But greed is not just confined to material goods. We may hunger after enlightenment, difficult asanas, spiritual powers, or perfect bliss. One way to sidestep the trap of greed is to follow the advice of the sages: Be happy with what you have. This spirit of true renunciation will diminish the power of aparigraha.

In verse 30 of Chapter 2 of the Yoga Sutra, Patanjali calls the yamas "the great vow," to be practiced at all times. This is a difficult assignment, but if we follow this vow, the power released in our lives and the lives of others will be stunning. One way to do this is to choose one yama to focus on for a length of time. Then reflect upon how this practice has affected your life. Don't worry if you forget to practice your yama, or even if you can't follow through in each situation.
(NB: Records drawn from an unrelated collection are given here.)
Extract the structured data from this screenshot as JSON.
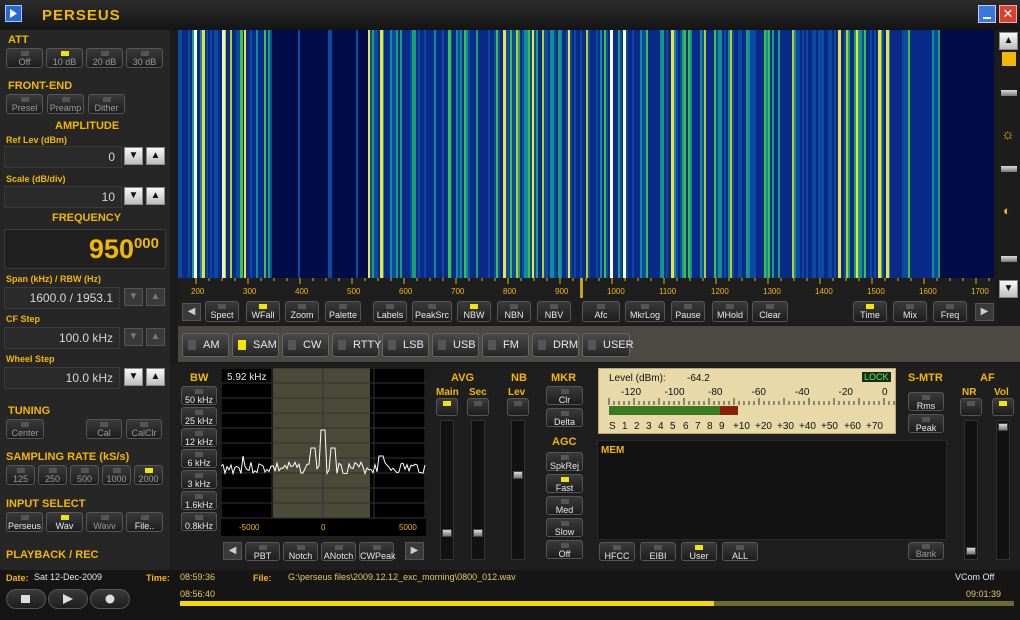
{
  "app": {
    "title": "PERSEUS"
  },
  "att": {
    "title": "ATT",
    "buttons": [
      {
        "label": "Off",
        "on": false
      },
      {
        "label": "10 dB",
        "on": true
      },
      {
        "label": "20 dB",
        "on": false
      },
      {
        "label": "30 dB",
        "on": false
      }
    ]
  },
  "frontend": {
    "title": "FRONT-END",
    "buttons": [
      {
        "label": "Presel"
      },
      {
        "label": "Preamp"
      },
      {
        "label": "Dither"
      }
    ]
  },
  "amplitude": {
    "title": "AMPLITUDE",
    "ref_label": "Ref Lev (dBm)",
    "ref_value": "0",
    "scale_label": "Scale (dB/div)",
    "scale_value": "10"
  },
  "frequency": {
    "title": "FREQUENCY",
    "main": "950",
    "sub": "000",
    "span_label": "Span (kHz) / RBW (Hz)",
    "span_value": "1600.0 / 1953.1",
    "cf_label": "CF Step",
    "cf_value": "100.0 kHz",
    "wheel_label": "Wheel Step",
    "wheel_value": "10.0 kHz"
  },
  "tuning": {
    "title": "TUNING",
    "buttons": [
      "Center",
      "Cal",
      "CalClr"
    ]
  },
  "sampling": {
    "title": "SAMPLING RATE (kS/s)",
    "buttons": [
      {
        "label": "125",
        "on": false
      },
      {
        "label": "250",
        "on": false
      },
      {
        "label": "500",
        "on": false
      },
      {
        "label": "1000",
        "on": false
      },
      {
        "label": "2000",
        "on": true
      }
    ]
  },
  "input": {
    "title": "INPUT SELECT",
    "buttons": [
      {
        "label": "Perseus",
        "on": false
      },
      {
        "label": "Wav",
        "on": true
      },
      {
        "label": "Wavv",
        "on": false
      },
      {
        "label": "File..",
        "on": false
      }
    ]
  },
  "playback": {
    "title": "PLAYBACK / REC"
  },
  "status": {
    "date_label": "Date:",
    "date": "Sat 12-Dec-2009",
    "time_label": "Time:",
    "time": "08:59:36",
    "file_label": "File:",
    "file": "G:\\perseus files\\2009.12.12_exc_morning\\0800_012.wav",
    "vcom": "VCom Off",
    "pos_start": "08:56:40",
    "pos_end": "09:01:39",
    "progress": 0.64
  },
  "freq_axis": [
    "200",
    "300",
    "400",
    "500",
    "600",
    "700",
    "800",
    "900",
    "1000",
    "1100",
    "1200",
    "1300",
    "1400",
    "1500",
    "1600",
    "1700"
  ],
  "toolbar": [
    {
      "label": "Spect",
      "on": false
    },
    {
      "label": "WFall",
      "on": true
    },
    {
      "label": "Zoom",
      "on": false
    },
    {
      "label": "Palette",
      "on": false
    },
    {
      "label": "Labels",
      "on": false
    },
    {
      "label": "PeakSrc",
      "on": false
    },
    {
      "label": "NBW",
      "on": true
    },
    {
      "label": "NBN",
      "on": false
    },
    {
      "label": "NBV",
      "on": false
    },
    {
      "label": "Afc",
      "on": false
    },
    {
      "label": "MkrLog",
      "on": false
    },
    {
      "label": "Pause",
      "on": false
    },
    {
      "label": "MHold",
      "on": false
    },
    {
      "label": "Clear",
      "on": false
    },
    {
      "label": "Time",
      "on": true
    },
    {
      "label": "Mix",
      "on": false
    },
    {
      "label": "Freq",
      "on": false
    }
  ],
  "modes": [
    {
      "label": "AM",
      "on": false
    },
    {
      "label": "SAM",
      "on": true
    },
    {
      "label": "CW",
      "on": false
    },
    {
      "label": "RTTY",
      "on": false
    },
    {
      "label": "LSB",
      "on": false
    },
    {
      "label": "USB",
      "on": false
    },
    {
      "label": "FM",
      "on": false
    },
    {
      "label": "DRM",
      "on": false
    },
    {
      "label": "USER",
      "on": false
    }
  ],
  "bw": {
    "title": "BW",
    "buttons": [
      "50 kHz",
      "25 kHz",
      "12 kHz",
      "6 kHz",
      "3 kHz",
      "1.6kHz",
      "0.8kHz"
    ],
    "value": "5.92 kHz",
    "axis": [
      "-5000",
      "0",
      "5000"
    ],
    "bottom": [
      "PBT",
      "Notch",
      "ANotch",
      "CWPeak"
    ]
  },
  "avg": {
    "title": "AVG",
    "main": "Main",
    "sec": "Sec"
  },
  "nb": {
    "title": "NB",
    "lev": "Lev"
  },
  "mkr": {
    "title": "MKR",
    "buttons": [
      "Clr",
      "Delta"
    ]
  },
  "agc": {
    "title": "AGC",
    "buttons": [
      "SpkRej",
      "Fast",
      "Med",
      "Slow",
      "Off"
    ]
  },
  "level": {
    "label": "Level (dBm):",
    "value": "-64.2",
    "lock": "LOCK",
    "dbm_scale": [
      "-120",
      "-100",
      "-80",
      "-60",
      "-40",
      "-20",
      "0"
    ],
    "s_scale": [
      "S",
      "1",
      "2",
      "3",
      "4",
      "5",
      "6",
      "7",
      "8",
      "9",
      "+10",
      "+20",
      "+30",
      "+40",
      "+50",
      "+60",
      "+70"
    ],
    "fraction": 0.46
  },
  "smtr": {
    "title": "S-MTR",
    "buttons": [
      "Rms",
      "Peak"
    ]
  },
  "af": {
    "title": "AF",
    "nr": "NR",
    "vol": "Vol"
  },
  "mem": {
    "title": "MEM",
    "buttons": [
      "HFCC",
      "EIBI",
      "User",
      "ALL"
    ],
    "bank": "Bank"
  },
  "colors": {
    "accent": "#f3b700",
    "waterfall_bg": "#000c48"
  }
}
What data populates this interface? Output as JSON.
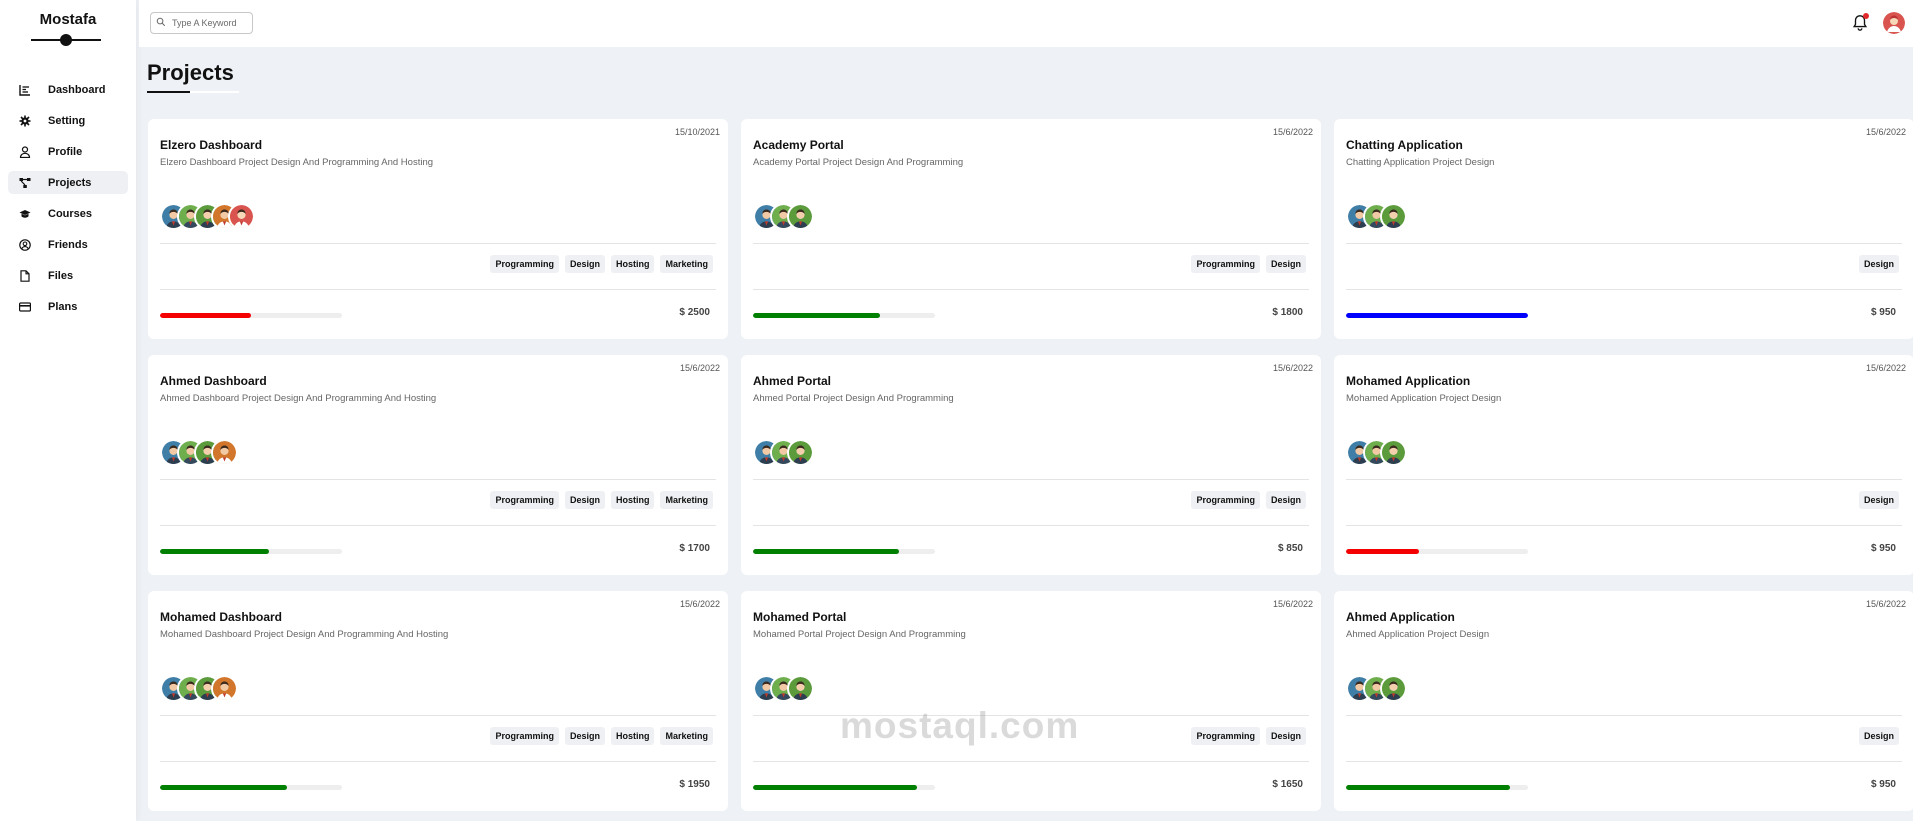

Your effort and awareness will be the victory.

Judith Lasater is an internationally known yoga teacher and author of Living Your Yoga and Relax and Renew: Restful Yoga for Stressful Times (Rodmell Press).
November/December 1998

This article can be found online at http://www.yogajournal.com/wisdom/462_1.cfm

Monday, October 24, 2005

Feeling Grateful

Last weekend, I found out that a friend of someone close to me had a stroke. This woman is somewhere in her mid-40's with 2 beautiful daughters. We went to visit her in the hospital and were shocked to see her partially paralyzed with slurred speech. She's a pretty spunky lady, so we expect she'll recover, and we hope she'll adjust her lifestyle to prevent future problems.

As we left, I stood in the lobby of the ICU and just observed everything happening. Plenty of people got wheeled by, unconscious, with tubes and machines, and nurses dressed all in blue carting them off somewhere. Not only the patients, but also the visitors of various patients, appeared quite overweight. At that very moment, I felt intensely blessed for my health, and blessed that the people I love are in generally great health too. If we could all just take better care of ourselves on a day to day basis, we could prevent so many illnesses.

I can't imagine what it would be like to have my mother in the hospital from a stroke, especially if I had to go through that as a woman entering my 20's. It would be devastating. Thank God my parents are both well. I'm sending my prayers for this other mom's speedy recovery.


"The goddess in me greets and honors the Goddess in you"
"I salute the divine qualities in you"
"I salute the God within you"
"My soul bows to your soul"
"I honor the place in you in which the entire universe dwells"